◆ **WHAT TO PRODUCE**: The response should be the complete listing below, unchanged.

--- PROVIDED DATA ---

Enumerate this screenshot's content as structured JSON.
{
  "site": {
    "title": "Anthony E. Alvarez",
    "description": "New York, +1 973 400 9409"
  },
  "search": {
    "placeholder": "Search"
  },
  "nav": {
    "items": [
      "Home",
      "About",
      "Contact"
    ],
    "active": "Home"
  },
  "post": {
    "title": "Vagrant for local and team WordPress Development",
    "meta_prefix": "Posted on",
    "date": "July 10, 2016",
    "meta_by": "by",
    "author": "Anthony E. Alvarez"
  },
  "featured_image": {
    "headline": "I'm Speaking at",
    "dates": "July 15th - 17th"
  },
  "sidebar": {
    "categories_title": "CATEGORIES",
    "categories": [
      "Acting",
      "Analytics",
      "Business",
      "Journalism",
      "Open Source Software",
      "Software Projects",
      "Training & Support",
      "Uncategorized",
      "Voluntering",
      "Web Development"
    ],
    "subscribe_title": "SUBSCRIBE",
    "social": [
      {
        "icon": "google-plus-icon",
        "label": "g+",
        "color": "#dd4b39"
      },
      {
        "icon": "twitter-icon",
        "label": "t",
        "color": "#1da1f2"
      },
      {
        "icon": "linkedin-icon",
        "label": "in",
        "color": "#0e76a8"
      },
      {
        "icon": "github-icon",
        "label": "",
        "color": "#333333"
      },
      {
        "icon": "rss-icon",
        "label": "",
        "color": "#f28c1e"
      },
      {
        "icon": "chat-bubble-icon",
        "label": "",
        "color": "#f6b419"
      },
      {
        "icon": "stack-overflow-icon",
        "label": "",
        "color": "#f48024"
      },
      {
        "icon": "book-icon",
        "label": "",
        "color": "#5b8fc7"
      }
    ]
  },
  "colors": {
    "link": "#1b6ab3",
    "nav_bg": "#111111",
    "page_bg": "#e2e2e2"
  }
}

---

◆ **SOLUTION TO THE EXERCISE**:
Enumerate this screenshot's content as structured JSON.
{
  "site": {
    "title": "Anthony E. Alvarez",
    "description": "New York, +1 973 400 9409"
  },
  "search": {
    "placeholder": "Search"
  },
  "nav": {
    "items": [
      "Home",
      "About",
      "Contact"
    ],
    "active": "Home"
  },
  "post": {
    "title": "Vagrant for local and team WordPress Development",
    "meta_prefix": "Posted on",
    "date": "July 10, 2016",
    "meta_by": "by",
    "author": "Anthony E. Alvarez"
  },
  "featured_image": {
    "headline": "I'm Speaking at",
    "dates": "July 15th - 17th"
  },
  "sidebar": {
    "categories_title": "CATEGORIES",
    "categories": [
      "Acting",
      "Analytics",
      "Business",
      "Journalism",
      "Open Source Software",
      "Software Projects",
      "Training & Support",
      "Uncategorized",
      "Voluntering",
      "Web Development"
    ],
    "subscribe_title": "SUBSCRIBE",
    "social": [
      {
        "icon": "google-plus-icon",
        "label": "g+",
        "color": "#dd4b39"
      },
      {
        "icon": "twitter-icon",
        "label": "t",
        "color": "#1da1f2"
      },
      {
        "icon": "linkedin-icon",
        "label": "in",
        "color": "#0e76a8"
      },
      {
        "icon": "github-icon",
        "label": "",
        "color": "#333333"
      },
      {
        "icon": "rss-icon",
        "label": "",
        "color": "#f28c1e"
      },
      {
        "icon": "chat-bubble-icon",
        "label": "",
        "color": "#f6b419"
      },
      {
        "icon": "stack-overflow-icon",
        "label": "",
        "color": "#f48024"
      },
      {
        "icon": "book-icon",
        "label": "",
        "color": "#5b8fc7"
      }
    ]
  },
  "colors": {
    "link": "#1b6ab3",
    "nav_bg": "#111111",
    "page_bg": "#e2e2e2"
  }
}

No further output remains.